> _Task objective_
Copy each line from the data that has the word "screenshot" in it.

(Data for analysis)

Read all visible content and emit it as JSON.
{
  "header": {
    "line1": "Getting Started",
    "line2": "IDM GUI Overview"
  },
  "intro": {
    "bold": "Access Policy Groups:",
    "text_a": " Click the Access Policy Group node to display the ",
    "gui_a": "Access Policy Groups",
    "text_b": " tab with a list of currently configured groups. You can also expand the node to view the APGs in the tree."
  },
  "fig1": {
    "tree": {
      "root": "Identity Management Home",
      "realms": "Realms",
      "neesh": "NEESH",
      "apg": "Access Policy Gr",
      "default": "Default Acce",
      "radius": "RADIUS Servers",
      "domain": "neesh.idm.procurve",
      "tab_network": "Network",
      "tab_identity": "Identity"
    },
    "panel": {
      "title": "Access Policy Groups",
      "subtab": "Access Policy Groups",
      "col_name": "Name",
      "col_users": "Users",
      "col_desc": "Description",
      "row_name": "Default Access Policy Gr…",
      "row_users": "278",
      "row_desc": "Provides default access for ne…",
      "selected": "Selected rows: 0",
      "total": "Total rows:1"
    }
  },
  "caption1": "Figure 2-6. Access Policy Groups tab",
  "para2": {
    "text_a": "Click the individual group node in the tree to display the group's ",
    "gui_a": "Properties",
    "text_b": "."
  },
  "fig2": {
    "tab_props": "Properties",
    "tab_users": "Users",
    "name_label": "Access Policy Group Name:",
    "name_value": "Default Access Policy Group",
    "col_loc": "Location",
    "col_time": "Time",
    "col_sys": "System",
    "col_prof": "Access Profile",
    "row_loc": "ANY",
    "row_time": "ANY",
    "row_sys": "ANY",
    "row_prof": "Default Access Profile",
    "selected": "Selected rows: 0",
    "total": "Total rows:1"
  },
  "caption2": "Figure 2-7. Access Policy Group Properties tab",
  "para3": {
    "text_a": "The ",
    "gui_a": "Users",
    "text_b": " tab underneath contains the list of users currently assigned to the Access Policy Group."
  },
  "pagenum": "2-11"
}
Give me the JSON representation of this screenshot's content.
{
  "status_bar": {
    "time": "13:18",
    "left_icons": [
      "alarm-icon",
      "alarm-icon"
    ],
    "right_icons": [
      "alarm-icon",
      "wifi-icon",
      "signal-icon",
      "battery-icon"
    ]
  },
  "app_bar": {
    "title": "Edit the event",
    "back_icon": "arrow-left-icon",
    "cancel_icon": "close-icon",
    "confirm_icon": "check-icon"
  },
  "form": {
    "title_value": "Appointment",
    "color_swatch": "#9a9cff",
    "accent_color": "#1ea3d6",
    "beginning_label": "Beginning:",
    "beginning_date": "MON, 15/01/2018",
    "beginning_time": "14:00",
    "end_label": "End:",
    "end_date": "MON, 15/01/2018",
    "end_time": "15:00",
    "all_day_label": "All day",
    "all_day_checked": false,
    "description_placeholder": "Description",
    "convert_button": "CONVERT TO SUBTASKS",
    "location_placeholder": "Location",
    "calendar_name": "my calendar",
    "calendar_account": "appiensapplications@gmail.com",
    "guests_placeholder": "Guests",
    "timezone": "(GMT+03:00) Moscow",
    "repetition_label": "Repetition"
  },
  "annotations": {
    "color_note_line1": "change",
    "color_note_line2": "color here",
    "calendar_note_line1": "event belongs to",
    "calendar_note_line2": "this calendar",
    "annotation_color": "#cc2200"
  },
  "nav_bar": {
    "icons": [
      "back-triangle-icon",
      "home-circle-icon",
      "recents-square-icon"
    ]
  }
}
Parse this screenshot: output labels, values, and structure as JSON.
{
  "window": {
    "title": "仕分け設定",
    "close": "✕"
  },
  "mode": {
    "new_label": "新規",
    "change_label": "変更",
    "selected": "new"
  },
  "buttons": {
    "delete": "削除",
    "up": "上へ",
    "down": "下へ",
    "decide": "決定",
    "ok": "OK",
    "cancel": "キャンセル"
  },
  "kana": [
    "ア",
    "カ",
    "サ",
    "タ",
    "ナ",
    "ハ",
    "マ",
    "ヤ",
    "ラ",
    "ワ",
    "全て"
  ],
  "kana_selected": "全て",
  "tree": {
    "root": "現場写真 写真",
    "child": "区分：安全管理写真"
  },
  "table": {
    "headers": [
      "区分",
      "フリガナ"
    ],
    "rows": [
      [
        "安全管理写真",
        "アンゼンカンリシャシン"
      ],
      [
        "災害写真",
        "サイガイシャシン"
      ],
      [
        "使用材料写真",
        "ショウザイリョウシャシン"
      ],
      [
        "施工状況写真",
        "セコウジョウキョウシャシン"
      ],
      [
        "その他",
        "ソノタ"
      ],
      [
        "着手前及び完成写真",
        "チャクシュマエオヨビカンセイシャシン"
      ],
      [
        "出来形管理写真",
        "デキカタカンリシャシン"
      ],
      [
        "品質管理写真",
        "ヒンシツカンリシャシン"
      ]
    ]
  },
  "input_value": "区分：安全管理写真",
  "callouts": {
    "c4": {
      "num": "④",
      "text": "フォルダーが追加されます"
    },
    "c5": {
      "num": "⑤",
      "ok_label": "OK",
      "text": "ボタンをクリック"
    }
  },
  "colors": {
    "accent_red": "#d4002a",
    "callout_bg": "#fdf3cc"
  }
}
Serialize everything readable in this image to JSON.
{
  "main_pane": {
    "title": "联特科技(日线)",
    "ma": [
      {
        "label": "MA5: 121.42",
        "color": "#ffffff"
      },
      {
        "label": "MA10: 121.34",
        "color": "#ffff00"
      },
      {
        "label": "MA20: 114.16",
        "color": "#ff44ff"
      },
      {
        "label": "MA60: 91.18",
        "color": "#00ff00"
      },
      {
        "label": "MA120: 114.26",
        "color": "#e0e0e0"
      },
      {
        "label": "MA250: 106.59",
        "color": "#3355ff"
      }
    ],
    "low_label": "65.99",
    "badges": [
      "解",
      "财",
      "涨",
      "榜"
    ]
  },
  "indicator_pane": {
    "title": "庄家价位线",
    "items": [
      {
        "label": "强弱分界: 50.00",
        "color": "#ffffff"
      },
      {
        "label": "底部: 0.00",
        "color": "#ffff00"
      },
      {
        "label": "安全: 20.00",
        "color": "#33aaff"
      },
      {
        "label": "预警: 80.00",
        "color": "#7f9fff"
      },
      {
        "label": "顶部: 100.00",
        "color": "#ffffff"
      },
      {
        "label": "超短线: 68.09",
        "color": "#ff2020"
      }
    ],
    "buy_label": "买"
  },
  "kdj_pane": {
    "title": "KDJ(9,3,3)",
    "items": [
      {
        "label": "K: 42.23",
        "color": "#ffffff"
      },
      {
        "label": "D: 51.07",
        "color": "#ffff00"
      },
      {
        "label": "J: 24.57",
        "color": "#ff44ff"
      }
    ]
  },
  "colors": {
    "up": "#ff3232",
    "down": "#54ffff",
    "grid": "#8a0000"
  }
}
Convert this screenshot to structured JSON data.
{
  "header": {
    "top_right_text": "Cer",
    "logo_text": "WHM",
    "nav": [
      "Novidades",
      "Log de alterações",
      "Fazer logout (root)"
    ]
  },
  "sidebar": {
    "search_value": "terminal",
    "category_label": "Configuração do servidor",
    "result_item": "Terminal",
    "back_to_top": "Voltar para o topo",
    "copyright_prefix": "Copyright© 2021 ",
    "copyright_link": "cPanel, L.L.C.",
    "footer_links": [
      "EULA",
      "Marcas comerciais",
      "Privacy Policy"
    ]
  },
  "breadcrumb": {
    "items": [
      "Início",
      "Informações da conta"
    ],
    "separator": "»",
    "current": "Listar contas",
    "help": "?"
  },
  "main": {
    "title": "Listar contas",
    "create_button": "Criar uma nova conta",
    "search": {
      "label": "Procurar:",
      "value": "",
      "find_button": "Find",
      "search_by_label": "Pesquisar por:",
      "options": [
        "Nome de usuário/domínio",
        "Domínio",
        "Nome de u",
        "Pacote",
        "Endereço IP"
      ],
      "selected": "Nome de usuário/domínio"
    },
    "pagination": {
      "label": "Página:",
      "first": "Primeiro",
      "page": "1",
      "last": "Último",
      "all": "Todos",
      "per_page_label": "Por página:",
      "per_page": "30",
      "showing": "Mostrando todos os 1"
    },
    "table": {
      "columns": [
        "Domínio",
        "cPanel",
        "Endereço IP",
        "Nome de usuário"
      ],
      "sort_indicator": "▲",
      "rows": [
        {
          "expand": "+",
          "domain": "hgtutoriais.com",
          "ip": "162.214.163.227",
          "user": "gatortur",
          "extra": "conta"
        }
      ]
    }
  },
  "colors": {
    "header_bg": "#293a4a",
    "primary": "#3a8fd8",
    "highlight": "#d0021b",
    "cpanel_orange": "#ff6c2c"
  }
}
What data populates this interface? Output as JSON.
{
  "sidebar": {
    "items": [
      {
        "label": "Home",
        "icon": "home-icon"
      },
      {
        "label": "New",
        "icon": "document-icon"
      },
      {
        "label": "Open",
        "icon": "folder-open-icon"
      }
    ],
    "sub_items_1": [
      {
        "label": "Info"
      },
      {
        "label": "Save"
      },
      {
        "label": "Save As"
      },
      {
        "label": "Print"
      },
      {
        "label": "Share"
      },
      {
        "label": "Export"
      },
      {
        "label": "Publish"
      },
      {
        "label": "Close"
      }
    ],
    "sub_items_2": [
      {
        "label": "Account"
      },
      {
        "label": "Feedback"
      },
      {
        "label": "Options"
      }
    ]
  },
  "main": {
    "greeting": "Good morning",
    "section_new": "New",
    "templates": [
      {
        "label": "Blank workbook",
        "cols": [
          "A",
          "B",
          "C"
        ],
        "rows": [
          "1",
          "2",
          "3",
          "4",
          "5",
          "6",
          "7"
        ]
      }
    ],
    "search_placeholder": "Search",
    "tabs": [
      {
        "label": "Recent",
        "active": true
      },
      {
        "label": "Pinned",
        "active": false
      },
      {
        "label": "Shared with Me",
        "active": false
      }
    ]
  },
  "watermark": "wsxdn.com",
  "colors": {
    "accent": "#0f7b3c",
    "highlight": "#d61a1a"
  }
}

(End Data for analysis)

> _Output for this task_
Give me the JSON representation of this screenshot's content.
Parse this screenshot: output labels, values, and structure as JSON.
Convert this screenshot to structured JSON data.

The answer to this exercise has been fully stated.